*** Input data
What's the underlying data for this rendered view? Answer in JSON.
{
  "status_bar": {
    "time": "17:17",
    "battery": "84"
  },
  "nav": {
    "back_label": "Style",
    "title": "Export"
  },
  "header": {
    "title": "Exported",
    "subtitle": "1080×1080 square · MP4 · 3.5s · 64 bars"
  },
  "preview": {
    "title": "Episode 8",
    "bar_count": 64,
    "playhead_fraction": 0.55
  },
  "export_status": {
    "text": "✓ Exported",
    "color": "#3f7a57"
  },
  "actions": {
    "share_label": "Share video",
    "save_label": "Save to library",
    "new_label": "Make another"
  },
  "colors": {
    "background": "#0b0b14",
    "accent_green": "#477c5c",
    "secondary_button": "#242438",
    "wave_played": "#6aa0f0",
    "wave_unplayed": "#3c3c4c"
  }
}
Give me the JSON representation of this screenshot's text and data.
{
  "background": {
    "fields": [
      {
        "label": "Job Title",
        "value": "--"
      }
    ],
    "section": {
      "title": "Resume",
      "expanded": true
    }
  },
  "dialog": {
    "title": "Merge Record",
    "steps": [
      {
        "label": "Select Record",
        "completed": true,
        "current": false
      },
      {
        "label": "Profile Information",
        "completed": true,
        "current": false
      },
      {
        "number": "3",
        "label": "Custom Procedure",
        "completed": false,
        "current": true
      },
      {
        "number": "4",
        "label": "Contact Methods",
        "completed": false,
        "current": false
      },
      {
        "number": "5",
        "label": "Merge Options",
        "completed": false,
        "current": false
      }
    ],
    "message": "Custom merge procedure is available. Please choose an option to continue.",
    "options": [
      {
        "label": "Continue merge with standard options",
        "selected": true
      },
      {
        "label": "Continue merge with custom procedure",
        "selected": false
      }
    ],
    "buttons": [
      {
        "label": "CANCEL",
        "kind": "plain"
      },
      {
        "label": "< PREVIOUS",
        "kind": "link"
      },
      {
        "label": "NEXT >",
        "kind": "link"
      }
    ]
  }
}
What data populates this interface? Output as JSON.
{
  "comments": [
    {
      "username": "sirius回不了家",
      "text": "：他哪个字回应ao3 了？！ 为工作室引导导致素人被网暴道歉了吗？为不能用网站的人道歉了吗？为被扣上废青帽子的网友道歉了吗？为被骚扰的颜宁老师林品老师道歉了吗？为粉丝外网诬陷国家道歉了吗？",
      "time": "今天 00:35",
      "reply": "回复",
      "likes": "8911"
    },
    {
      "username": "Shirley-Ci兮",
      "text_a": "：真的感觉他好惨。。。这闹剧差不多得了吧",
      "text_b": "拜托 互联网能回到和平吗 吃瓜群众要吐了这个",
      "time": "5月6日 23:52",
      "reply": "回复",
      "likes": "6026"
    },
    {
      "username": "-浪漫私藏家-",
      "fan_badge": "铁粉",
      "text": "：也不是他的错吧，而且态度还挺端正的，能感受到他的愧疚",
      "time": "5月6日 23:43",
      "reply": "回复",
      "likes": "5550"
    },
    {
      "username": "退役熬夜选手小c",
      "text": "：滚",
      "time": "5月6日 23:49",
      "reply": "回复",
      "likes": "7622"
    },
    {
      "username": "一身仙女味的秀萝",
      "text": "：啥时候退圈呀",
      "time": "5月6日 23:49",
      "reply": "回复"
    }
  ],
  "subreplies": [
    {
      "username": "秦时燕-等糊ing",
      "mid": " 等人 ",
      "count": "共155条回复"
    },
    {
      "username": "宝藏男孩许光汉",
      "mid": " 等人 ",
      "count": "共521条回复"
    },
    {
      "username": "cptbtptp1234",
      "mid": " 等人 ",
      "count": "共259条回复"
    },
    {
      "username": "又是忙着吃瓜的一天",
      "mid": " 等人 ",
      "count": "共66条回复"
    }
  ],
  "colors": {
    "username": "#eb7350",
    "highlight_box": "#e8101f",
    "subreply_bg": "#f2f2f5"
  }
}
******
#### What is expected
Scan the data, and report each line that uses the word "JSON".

#### Your response
What's the underlying data for this rendered view? Answer in JSON.
Give me the JSON representation of this screenshot's text and data.
What data populates this interface? Output as JSON.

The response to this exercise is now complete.